Interface dataset entries

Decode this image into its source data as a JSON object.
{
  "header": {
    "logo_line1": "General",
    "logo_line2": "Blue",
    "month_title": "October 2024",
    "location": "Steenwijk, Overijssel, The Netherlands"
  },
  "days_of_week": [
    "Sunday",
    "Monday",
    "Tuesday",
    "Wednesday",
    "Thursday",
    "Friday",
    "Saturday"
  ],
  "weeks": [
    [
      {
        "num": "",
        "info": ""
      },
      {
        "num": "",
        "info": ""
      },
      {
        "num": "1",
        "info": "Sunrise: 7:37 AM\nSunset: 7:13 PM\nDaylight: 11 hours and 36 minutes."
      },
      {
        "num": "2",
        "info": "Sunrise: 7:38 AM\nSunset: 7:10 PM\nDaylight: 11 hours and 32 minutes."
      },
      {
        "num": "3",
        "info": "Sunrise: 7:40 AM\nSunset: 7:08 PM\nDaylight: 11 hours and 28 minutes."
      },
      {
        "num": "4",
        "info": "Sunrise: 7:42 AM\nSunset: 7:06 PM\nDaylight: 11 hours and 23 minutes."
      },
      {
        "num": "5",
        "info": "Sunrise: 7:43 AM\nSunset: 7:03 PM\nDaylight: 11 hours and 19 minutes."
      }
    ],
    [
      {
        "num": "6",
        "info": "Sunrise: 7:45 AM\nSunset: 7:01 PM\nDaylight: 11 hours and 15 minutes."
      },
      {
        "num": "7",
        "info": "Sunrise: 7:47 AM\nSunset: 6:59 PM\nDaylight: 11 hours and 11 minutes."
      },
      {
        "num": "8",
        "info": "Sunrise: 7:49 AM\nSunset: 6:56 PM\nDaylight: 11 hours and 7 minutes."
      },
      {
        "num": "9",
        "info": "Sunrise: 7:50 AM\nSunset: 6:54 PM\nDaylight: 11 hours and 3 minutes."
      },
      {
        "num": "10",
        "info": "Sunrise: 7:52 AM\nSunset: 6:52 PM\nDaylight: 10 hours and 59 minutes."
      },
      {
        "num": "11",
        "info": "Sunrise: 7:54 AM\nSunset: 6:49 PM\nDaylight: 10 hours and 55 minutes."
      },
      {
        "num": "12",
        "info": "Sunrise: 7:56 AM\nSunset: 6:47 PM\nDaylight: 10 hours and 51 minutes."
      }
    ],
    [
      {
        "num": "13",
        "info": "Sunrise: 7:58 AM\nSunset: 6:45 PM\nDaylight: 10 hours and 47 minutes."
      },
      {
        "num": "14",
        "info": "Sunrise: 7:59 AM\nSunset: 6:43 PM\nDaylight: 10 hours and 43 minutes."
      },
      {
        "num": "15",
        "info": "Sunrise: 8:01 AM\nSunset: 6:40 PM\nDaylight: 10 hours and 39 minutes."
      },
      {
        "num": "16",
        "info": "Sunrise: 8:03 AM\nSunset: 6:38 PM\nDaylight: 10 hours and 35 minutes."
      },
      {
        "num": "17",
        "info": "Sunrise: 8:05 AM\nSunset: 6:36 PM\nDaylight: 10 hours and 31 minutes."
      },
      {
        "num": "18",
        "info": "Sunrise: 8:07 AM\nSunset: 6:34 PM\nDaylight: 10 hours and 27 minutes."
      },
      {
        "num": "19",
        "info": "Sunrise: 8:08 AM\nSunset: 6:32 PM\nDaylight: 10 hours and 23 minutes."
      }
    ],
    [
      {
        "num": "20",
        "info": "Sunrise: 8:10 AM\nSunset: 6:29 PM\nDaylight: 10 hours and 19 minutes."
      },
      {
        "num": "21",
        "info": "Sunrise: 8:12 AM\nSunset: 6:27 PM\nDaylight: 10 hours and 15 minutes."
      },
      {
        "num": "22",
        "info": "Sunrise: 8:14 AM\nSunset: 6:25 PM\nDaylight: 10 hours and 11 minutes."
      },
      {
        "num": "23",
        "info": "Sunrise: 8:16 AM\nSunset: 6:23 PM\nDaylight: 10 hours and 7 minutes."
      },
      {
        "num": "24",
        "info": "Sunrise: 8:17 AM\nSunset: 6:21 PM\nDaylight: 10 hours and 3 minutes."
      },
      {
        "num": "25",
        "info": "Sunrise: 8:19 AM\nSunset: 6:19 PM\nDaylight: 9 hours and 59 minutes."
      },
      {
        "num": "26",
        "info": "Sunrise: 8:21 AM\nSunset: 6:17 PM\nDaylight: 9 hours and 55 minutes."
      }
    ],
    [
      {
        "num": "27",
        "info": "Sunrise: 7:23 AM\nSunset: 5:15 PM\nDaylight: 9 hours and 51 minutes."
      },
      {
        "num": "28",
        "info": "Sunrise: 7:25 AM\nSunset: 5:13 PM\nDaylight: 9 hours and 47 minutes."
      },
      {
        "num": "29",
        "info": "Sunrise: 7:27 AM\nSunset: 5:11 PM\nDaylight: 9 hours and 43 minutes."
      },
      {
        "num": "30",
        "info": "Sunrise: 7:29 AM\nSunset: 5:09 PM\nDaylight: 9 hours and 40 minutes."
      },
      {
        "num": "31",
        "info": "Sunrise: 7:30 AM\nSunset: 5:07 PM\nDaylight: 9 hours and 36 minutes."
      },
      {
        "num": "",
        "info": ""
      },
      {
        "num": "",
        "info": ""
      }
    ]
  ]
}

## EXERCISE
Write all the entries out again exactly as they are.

## EXERCISE RESPONSE
Decode this image into its source data as a JSON object.
{
  "header": {
    "logo_line1": "General",
    "logo_line2": "Blue",
    "month_title": "October 2024",
    "location": "Steenwijk, Overijssel, The Netherlands"
  },
  "days_of_week": [
    "Sunday",
    "Monday",
    "Tuesday",
    "Wednesday",
    "Thursday",
    "Friday",
    "Saturday"
  ],
  "weeks": [
    [
      {
        "num": "",
        "info": ""
      },
      {
        "num": "",
        "info": ""
      },
      {
        "num": "1",
        "info": "Sunrise: 7:37 AM\nSunset: 7:13 PM\nDaylight: 11 hours and 36 minutes."
      },
      {
        "num": "2",
        "info": "Sunrise: 7:38 AM\nSunset: 7:10 PM\nDaylight: 11 hours and 32 minutes."
      },
      {
        "num": "3",
        "info": "Sunrise: 7:40 AM\nSunset: 7:08 PM\nDaylight: 11 hours and 28 minutes."
      },
      {
        "num": "4",
        "info": "Sunrise: 7:42 AM\nSunset: 7:06 PM\nDaylight: 11 hours and 23 minutes."
      },
      {
        "num": "5",
        "info": "Sunrise: 7:43 AM\nSunset: 7:03 PM\nDaylight: 11 hours and 19 minutes."
      }
    ],
    [
      {
        "num": "6",
        "info": "Sunrise: 7:45 AM\nSunset: 7:01 PM\nDaylight: 11 hours and 15 minutes."
      },
      {
        "num": "7",
        "info": "Sunrise: 7:47 AM\nSunset: 6:59 PM\nDaylight: 11 hours and 11 minutes."
      },
      {
        "num": "8",
        "info": "Sunrise: 7:49 AM\nSunset: 6:56 PM\nDaylight: 11 hours and 7 minutes."
      },
      {
        "num": "9",
        "info": "Sunrise: 7:50 AM\nSunset: 6:54 PM\nDaylight: 11 hours and 3 minutes."
      },
      {
        "num": "10",
        "info": "Sunrise: 7:52 AM\nSunset: 6:52 PM\nDaylight: 10 hours and 59 minutes."
      },
      {
        "num": "11",
        "info": "Sunrise: 7:54 AM\nSunset: 6:49 PM\nDaylight: 10 hours and 55 minutes."
      },
      {
        "num": "12",
        "info": "Sunrise: 7:56 AM\nSunset: 6:47 PM\nDaylight: 10 hours and 51 minutes."
      }
    ],
    [
      {
        "num": "13",
        "info": "Sunrise: 7:58 AM\nSunset: 6:45 PM\nDaylight: 10 hours and 47 minutes."
      },
      {
        "num": "14",
        "info": "Sunrise: 7:59 AM\nSunset: 6:43 PM\nDaylight: 10 hours and 43 minutes."
      },
      {
        "num": "15",
        "info": "Sunrise: 8:01 AM\nSunset: 6:40 PM\nDaylight: 10 hours and 39 minutes."
      },
      {
        "num": "16",
        "info": "Sunrise: 8:03 AM\nSunset: 6:38 PM\nDaylight: 10 hours and 35 minutes."
      },
      {
        "num": "17",
        "info": "Sunrise: 8:05 AM\nSunset: 6:36 PM\nDaylight: 10 hours and 31 minutes."
      },
      {
        "num": "18",
        "info": "Sunrise: 8:07 AM\nSunset: 6:34 PM\nDaylight: 10 hours and 27 minutes."
      },
      {
        "num": "19",
        "info": "Sunrise: 8:08 AM\nSunset: 6:32 PM\nDaylight: 10 hours and 23 minutes."
      }
    ],
    [
      {
        "num": "20",
        "info": "Sunrise: 8:10 AM\nSunset: 6:29 PM\nDaylight: 10 hours and 19 minutes."
      },
      {
        "num": "21",
        "info": "Sunrise: 8:12 AM\nSunset: 6:27 PM\nDaylight: 10 hours and 15 minutes."
      },
      {
        "num": "22",
        "info": "Sunrise: 8:14 AM\nSunset: 6:25 PM\nDaylight: 10 hours and 11 minutes."
      },
      {
        "num": "23",
        "info": "Sunrise: 8:16 AM\nSunset: 6:23 PM\nDaylight: 10 hours and 7 minutes."
      },
      {
        "num": "24",
        "info": "Sunrise: 8:17 AM\nSunset: 6:21 PM\nDaylight: 10 hours and 3 minutes."
      },
      {
        "num": "25",
        "info": "Sunrise: 8:19 AM\nSunset: 6:19 PM\nDaylight: 9 hours and 59 minutes."
      },
      {
        "num": "26",
        "info": "Sunrise: 8:21 AM\nSunset: 6:17 PM\nDaylight: 9 hours and 55 minutes."
      }
    ],
    [
      {
        "num": "27",
        "info": "Sunrise: 7:23 AM\nSunset: 5:15 PM\nDaylight: 9 hours and 51 minutes."
      },
      {
        "num": "28",
        "info": "Sunrise: 7:25 AM\nSunset: 5:13 PM\nDaylight: 9 hours and 47 minutes."
      },
      {
        "num": "29",
        "info": "Sunrise: 7:27 AM\nSunset: 5:11 PM\nDaylight: 9 hours and 43 minutes."
      },
      {
        "num": "30",
        "info": "Sunrise: 7:29 AM\nSunset: 5:09 PM\nDaylight: 9 hours and 40 minutes."
      },
      {
        "num": "31",
        "info": "Sunrise: 7:30 AM\nSunset: 5:07 PM\nDaylight: 9 hours and 36 minutes."
      },
      {
        "num": "",
        "info": ""
      },
      {
        "num": "",
        "info": ""
      }
    ]
  ]
}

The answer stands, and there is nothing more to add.